What can I say about this movie that hasn’t already been said? It’s wonderful, it has great character arcs, it has one of the best dance scenes I’ve ever seen, the visual effects are out-of-this-world, the score is perfectly in sync with the film and the AI aspect is incredibly well developed. Needless to say, I liked it. I liked it a lot.
I want to start off by saying that I’ve been pronouncing the title of this movie wrong since I first read it. I’ve been pronouncing it Ex-Machine-A when it should be pronounced Ex-Mauck-In-A. I was actually really surprised with myself because I watched Appleseed Ex Machina when it came out in 2007 (I was a huge anime fan. I still am, I just don’t get around to watching it as often as I used to) and I’m usually the one teasing other people about mispronunciations. Anyways, I was humbled and hopefully my embarrassment will help you avoid looking like you don’t know what you’re talking about.
For those of you that haven’t seen it (I feel like I’m the last person in the world to have seen it), Ex Machina is about a young coder named Caleb (Domhnall Gleeson) who is invited to the secluded mansion of the CEO of his company. When he gets there he meets the CEO, Nathan (Oscar Isaac), who tells him that his purpose for coming is to perform a Turing Test on a robot that he’s built that he claims has AI. The robot’s name is Ava (Alicia Vikander). A Turing Test tests a robots ability to demonstrate behaviour that makes it indistinguishable from a human; it is the true test of artificial intelligence. As the plot progresses and Caleb tests Ava through their conversations, it becomes apparent that she is more than a mere machine. Nathan has created something truly extraordinary.
Throughout the film there is a sense that something isn’t quite right; things are not as they appear. There is an underlying tension in everything that is done and a feeling that there is a double meaning in everything that is said. This film is written and directed by Alex Garland, who in my eyes, is a genius. He also wrote Sunshine, which is one of my favourites, and he wrote 28 Days Later, which was a pretty formidable entry in to the zombie genre. Ex Machina was his first stab at directing and I think he hit it out of the park.
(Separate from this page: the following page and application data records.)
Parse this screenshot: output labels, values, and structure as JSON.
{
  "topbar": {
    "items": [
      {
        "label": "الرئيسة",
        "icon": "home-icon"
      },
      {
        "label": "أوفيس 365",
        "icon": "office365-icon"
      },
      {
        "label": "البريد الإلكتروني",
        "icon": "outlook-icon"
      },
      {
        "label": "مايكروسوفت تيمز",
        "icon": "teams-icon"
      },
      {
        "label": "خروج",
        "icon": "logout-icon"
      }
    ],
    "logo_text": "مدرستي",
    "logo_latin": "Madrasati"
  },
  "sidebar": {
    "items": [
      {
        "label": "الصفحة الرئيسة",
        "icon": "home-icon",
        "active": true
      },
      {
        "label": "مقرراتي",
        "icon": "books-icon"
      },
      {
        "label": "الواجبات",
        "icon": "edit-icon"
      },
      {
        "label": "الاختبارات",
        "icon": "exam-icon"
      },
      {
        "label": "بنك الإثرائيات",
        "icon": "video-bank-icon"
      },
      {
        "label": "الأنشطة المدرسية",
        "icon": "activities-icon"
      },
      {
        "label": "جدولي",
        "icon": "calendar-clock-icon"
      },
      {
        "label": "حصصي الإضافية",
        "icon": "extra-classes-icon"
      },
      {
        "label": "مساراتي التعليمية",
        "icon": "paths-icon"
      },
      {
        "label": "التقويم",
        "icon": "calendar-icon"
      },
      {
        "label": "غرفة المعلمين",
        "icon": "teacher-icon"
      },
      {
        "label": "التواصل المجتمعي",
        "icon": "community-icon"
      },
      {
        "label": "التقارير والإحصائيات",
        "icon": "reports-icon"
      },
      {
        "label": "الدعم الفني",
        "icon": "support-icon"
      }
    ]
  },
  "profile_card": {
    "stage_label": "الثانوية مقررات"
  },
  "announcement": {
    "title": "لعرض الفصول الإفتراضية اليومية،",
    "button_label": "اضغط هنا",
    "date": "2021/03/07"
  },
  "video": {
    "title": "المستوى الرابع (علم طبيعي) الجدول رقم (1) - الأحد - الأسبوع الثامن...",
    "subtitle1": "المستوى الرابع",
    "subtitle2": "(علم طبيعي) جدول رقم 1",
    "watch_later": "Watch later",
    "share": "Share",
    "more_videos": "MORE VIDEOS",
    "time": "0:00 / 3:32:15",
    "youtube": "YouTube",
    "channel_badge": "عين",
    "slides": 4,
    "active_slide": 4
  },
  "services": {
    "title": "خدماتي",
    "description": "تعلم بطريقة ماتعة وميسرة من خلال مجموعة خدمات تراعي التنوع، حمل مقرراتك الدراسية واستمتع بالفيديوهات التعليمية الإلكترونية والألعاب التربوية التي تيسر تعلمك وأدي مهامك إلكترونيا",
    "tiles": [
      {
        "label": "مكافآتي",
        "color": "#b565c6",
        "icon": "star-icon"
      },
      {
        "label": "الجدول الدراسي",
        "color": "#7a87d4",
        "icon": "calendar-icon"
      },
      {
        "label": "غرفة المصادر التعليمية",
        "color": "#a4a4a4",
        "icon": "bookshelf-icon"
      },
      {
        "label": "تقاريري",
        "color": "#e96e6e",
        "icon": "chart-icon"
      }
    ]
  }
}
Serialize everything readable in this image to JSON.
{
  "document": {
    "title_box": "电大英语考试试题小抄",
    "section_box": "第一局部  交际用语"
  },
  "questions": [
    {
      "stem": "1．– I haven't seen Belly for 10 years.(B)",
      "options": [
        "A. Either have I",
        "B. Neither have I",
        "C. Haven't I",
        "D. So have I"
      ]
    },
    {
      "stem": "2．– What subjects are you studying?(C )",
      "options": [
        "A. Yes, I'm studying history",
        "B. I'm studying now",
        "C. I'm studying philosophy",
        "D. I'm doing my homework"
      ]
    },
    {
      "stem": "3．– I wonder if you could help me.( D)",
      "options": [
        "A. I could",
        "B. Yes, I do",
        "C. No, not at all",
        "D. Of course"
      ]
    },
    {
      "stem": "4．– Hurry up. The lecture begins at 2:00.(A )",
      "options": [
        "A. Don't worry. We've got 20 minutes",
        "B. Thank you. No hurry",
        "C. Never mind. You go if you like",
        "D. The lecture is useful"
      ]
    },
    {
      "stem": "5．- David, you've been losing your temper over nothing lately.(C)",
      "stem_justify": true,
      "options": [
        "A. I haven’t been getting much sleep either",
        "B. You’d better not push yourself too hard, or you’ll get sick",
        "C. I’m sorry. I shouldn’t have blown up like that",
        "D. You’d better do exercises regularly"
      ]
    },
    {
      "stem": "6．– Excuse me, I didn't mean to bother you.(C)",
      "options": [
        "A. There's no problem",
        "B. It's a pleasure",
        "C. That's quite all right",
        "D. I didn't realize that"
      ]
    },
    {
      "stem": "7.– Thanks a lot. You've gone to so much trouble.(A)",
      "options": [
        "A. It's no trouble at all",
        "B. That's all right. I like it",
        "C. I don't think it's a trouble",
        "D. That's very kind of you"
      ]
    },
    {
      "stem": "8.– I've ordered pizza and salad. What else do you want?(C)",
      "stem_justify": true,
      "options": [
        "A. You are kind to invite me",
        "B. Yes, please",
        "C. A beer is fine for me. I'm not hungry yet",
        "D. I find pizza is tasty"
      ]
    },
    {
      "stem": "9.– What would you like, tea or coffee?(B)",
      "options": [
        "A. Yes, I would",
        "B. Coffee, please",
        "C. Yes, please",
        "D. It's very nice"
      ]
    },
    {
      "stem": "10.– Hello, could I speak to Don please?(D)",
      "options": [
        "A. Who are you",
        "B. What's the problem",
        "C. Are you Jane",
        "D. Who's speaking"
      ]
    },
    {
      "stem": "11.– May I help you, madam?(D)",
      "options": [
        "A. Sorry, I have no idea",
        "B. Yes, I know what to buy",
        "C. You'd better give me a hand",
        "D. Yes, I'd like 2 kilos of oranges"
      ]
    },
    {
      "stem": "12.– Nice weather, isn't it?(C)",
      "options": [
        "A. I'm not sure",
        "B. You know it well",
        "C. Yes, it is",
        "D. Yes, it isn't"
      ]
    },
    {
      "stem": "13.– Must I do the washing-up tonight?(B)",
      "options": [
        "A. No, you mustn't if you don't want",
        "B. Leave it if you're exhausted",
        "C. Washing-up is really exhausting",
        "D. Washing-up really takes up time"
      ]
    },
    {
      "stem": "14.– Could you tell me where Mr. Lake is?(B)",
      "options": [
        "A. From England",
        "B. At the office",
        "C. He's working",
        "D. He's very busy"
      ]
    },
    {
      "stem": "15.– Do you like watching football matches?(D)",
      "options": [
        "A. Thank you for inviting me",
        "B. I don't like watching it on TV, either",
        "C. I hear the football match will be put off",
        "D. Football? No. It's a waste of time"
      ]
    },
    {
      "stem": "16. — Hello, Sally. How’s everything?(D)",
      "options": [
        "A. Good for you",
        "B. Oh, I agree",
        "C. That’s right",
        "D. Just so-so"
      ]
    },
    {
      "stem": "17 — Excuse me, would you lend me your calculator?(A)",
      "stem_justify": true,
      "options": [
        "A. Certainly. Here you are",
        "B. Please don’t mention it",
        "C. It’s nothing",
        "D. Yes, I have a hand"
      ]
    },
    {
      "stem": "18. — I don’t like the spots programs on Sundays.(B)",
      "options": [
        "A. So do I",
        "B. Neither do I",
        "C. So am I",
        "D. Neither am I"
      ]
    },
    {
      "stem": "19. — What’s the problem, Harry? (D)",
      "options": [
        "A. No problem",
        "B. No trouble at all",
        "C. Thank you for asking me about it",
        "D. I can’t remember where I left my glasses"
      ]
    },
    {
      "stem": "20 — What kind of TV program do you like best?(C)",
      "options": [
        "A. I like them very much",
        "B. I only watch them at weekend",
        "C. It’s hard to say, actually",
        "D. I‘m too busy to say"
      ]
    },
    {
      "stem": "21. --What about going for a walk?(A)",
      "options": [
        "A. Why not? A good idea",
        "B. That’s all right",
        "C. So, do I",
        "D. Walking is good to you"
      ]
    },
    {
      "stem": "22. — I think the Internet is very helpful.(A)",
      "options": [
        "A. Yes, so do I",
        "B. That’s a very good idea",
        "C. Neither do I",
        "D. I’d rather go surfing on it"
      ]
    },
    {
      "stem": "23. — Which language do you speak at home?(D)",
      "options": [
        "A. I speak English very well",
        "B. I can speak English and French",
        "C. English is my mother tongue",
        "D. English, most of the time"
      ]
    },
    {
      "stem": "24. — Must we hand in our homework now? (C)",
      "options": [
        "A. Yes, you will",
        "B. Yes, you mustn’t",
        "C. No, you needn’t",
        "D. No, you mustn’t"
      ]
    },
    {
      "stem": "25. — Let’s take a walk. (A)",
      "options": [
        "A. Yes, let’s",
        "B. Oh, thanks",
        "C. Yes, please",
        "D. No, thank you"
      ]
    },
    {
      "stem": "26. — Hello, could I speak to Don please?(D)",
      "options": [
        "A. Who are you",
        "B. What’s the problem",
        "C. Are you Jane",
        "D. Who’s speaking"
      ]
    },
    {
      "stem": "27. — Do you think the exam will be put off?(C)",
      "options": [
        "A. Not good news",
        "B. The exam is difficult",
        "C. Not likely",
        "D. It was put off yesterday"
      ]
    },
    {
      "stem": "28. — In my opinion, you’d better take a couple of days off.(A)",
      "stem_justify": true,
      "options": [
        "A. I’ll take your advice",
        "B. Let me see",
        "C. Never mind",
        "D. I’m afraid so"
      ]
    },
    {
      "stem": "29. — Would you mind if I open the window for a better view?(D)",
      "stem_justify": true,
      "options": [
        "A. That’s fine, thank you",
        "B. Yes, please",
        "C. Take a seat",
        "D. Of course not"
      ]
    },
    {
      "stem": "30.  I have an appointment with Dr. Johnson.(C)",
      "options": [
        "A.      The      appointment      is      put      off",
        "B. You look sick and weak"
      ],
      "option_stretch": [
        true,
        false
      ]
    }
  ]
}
The subtle nuances throughout the film and the incredible clarity of direction that this film has makes me very excited to see what he will do next.
A review of this movie wouldn’t be complete without mentioning the astounding performances of the cast. Vikander was incredible as Ava. Every look, every movement was calculated, yet there was a clear burgeoning emotional intelligence in her. You could almost see her thinking and plotting and, although you wanted to believe that she was sincere, there was something sinister in there as well. Gleeson and Isaac played off each other wonderfully, the visual cues of light and dark accentuating this dynamic. There was so much going on that wasn’t explicitly stated and these actors took all those cues and ran with them. They really deserve a lot of praise for the story that they helped create.
All the production elements were so well done. The CGI, the lighting, the set design, everything worked together flawlessly to created a beautiful movie. I couldn’t have asked for anything more from a sci-fi. Along with horror, this is my favourite genre and all the aspects of this movie came together to create an movie experience that won’t soon be forgotten. This is one of the best movies I’ve seen so far this year. Give it a go and let me know your thoughts.
To finish this review off, here’s a clip of one of the best dance scenes I’ve seen in a long time. Also, I love Caleb’s face in this clip.
Life goal = learn this dance.
SPOILERS AHEAD – Do not read this if you haven’t seen the movie
I found the ending to be the perfect conclusion to the movie. It proved that, at the heart of it, she was still a machine and, although she did have some emotional responses and she had certain drives and instincts, like survival, she still doesn’t have the same basic emotional attachments and feelings of loyalty that humans have. She showed no remorse or regret at leaving Caleb behind, possibly to die.
I often find that movies open with a great premise, flesh it out well and then completely let everything fall apart in the end. This movie held on to it’s strong foundations and actually produced an ending that solidified the earlier moments in the film. If anything, it completely turns our emotional attachment to Ava upside down. We’re rooting for her and we don’t trust Nathan. We think that there is perhaps something more sinister going on and that Ava is the victim, yet we are still cautious to trust her completely. We want her to be good but we also want her to be a fraud because we want to believe that human life is special and it can’t be recreated in a lab.
The ending engrains both messages into the watcher. We see that she is a victim, she defends herself and escapes, which we can’t blame her for, but we are still able to claim that humanity cannot be reproduced. We are special. We have a moral compass and compassion for each other. We are better. Maybe not more equipped for survival, but at the end of the day, we can say that what we have is what counts.